Using the entries that follow, collect the lines where the word "EPSG" appears.

******

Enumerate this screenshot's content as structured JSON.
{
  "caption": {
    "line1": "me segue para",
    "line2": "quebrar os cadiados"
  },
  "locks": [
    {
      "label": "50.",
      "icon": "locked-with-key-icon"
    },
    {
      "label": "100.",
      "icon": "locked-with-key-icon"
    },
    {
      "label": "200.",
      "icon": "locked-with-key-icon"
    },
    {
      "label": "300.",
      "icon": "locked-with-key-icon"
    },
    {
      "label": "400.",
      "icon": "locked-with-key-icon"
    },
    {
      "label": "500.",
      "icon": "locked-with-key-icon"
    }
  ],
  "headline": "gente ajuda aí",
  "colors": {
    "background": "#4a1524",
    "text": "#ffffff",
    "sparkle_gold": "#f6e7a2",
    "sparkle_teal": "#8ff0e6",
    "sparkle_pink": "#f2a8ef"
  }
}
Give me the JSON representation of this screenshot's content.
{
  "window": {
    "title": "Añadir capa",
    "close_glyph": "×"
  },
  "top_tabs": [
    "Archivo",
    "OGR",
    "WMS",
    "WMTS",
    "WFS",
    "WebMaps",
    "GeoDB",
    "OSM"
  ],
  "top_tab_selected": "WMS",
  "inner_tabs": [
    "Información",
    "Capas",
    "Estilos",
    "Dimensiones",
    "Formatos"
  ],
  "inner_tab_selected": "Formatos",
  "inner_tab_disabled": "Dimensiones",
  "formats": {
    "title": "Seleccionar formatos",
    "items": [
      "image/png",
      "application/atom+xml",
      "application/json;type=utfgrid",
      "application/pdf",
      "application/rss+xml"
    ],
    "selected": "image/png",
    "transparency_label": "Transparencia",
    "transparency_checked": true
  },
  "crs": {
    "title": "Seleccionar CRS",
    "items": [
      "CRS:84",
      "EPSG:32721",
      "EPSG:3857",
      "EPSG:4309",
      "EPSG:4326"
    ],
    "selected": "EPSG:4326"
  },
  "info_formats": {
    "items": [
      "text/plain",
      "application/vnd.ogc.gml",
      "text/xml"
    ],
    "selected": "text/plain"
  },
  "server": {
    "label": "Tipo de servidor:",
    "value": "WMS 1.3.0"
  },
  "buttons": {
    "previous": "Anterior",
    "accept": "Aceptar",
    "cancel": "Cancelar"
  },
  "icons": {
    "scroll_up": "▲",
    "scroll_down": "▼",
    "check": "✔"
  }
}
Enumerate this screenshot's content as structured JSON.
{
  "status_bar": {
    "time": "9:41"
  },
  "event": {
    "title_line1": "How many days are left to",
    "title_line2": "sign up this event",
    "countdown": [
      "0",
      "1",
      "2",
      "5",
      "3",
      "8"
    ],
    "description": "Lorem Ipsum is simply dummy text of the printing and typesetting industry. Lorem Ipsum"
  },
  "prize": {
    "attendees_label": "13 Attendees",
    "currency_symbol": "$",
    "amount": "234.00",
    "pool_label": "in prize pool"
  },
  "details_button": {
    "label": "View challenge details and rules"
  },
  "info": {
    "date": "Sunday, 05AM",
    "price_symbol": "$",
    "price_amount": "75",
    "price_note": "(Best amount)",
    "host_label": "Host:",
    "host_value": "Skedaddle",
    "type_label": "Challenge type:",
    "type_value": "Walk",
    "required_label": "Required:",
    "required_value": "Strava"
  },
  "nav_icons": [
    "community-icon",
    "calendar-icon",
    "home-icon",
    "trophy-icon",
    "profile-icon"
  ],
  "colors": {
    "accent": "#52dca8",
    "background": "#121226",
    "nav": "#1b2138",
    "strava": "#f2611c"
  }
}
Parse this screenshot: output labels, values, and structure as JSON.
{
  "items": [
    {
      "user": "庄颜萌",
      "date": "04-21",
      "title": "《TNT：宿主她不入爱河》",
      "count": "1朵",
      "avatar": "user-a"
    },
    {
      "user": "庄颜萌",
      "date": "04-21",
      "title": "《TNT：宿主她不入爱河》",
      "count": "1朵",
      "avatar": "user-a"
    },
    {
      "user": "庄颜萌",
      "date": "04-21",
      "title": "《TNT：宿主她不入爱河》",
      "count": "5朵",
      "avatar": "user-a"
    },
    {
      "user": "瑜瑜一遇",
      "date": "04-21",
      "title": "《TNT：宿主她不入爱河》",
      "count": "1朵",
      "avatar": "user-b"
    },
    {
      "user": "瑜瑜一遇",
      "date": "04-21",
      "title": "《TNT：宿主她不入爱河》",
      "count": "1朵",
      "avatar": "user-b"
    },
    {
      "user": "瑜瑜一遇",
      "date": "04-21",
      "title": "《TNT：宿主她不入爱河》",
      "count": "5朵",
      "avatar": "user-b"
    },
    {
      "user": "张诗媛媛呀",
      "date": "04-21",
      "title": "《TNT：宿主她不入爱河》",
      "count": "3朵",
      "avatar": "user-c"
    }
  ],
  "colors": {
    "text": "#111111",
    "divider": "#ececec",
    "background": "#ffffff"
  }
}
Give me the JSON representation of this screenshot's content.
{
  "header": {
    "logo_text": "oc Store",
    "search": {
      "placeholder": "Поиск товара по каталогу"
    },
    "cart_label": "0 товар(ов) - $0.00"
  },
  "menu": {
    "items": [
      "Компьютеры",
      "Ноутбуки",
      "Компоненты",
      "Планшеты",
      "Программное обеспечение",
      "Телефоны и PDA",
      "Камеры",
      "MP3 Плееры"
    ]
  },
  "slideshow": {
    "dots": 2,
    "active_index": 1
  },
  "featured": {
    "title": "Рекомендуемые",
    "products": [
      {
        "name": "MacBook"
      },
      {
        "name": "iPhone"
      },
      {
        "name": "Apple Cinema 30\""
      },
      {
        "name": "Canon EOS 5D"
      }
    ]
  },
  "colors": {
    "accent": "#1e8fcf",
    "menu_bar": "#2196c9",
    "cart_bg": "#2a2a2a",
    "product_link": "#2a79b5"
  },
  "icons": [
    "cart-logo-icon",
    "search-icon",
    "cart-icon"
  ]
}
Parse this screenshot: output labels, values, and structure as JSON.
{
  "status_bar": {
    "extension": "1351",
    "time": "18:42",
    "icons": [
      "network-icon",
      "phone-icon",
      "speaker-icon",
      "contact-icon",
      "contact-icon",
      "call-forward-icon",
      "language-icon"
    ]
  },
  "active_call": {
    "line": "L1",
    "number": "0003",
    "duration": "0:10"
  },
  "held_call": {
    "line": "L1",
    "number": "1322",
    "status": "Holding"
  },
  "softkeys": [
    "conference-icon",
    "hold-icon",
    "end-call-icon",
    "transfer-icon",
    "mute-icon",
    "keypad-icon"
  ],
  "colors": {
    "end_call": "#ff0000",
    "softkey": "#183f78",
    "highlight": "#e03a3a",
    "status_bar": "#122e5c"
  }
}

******

» FINISHED EXERCISE
      "EPSG:32721",
      "EPSG:3857",
      "EPSG:4309",
      "EPSG:4326"
    "selected": "EPSG:4326"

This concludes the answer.